Oh, and here are a few videos from Liquor.com – the one for the Employees Only Manhattan, and one for a nice Rob Roy as well (a Scotch variation on the Manhattan):
9 Replies to “The Manhattan: Cocktail Classicism and Revisionism”
I am a purist. Nothing wrong whatsoever with variations. I just prefer the standard. I think there are 3 absolutely perfect drinks in this world. The Manhattan, the Old Fashioned, and the Mint Julep.
And agreed on Rittenhouse. The perfect rye for all occasions.
Great post. I’m a recent rye Manhattan convert from my previous bourbon Manhattan ways and I am sold on the original rye version for good. Lately I’ve been using Jack with Punt e Mes and I can’t get enough.
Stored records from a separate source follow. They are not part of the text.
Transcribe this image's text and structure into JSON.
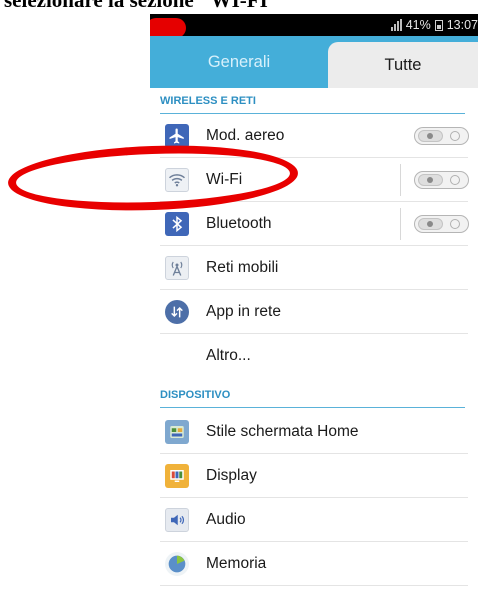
{
  "caption": "selezionare la sezione \"WI-FI\"",
  "status_bar": {
    "battery": "41%",
    "time": "13:07"
  },
  "tabs": {
    "general": "Generali",
    "all": "Tutte"
  },
  "sections": {
    "wireless": "WIRELESS E RETI",
    "device": "DISPOSITIVO"
  },
  "items": {
    "airplane": "Mod. aereo",
    "wifi": "Wi-Fi",
    "bluetooth": "Bluetooth",
    "mobile": "Reti mobili",
    "apps_network": "App in rete",
    "more": "Altro...",
    "home_style": "Stile schermata Home",
    "display": "Display",
    "audio": "Audio",
    "storage": "Memoria"
  },
  "colors": {
    "tab_bar": "#44aed9",
    "section_text": "#2d8fc2",
    "annotation_red": "#e80000",
    "icon_blue": "#3f67b8"
  }
}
A 2:1 whiskey to vermouth ratio sounds horrific though! I use a 3 or 4 to 1 ratio. Really want to get some Luxardo maraschinos after having them in Manhattans in restaurants around town, but only place I can find them is Amazon and I can’t get myself to pay $17 plus $7 shipping for a jar of cherries.
Urethra (nice name!), thanks for commenting! 2 to 1 is the standard ratio, but standards are of course meant to be tinkered with to personal taste, so I salute your 4 to 1 ratio! Luxardo’s are great (but, yes, expensive). You can also try making your own without too much trouble, and we’re right in the middle of cherry season, so the time is right.
Very nice article. The so-called “Employees Only” Manhattan is basically Jerry Thomas’s Manhattan recipe from 1862. There is also a version from 1887 with absinthe and maraschino liqueur. It is decidedly NOT a stretch to call it a Manhattan at all.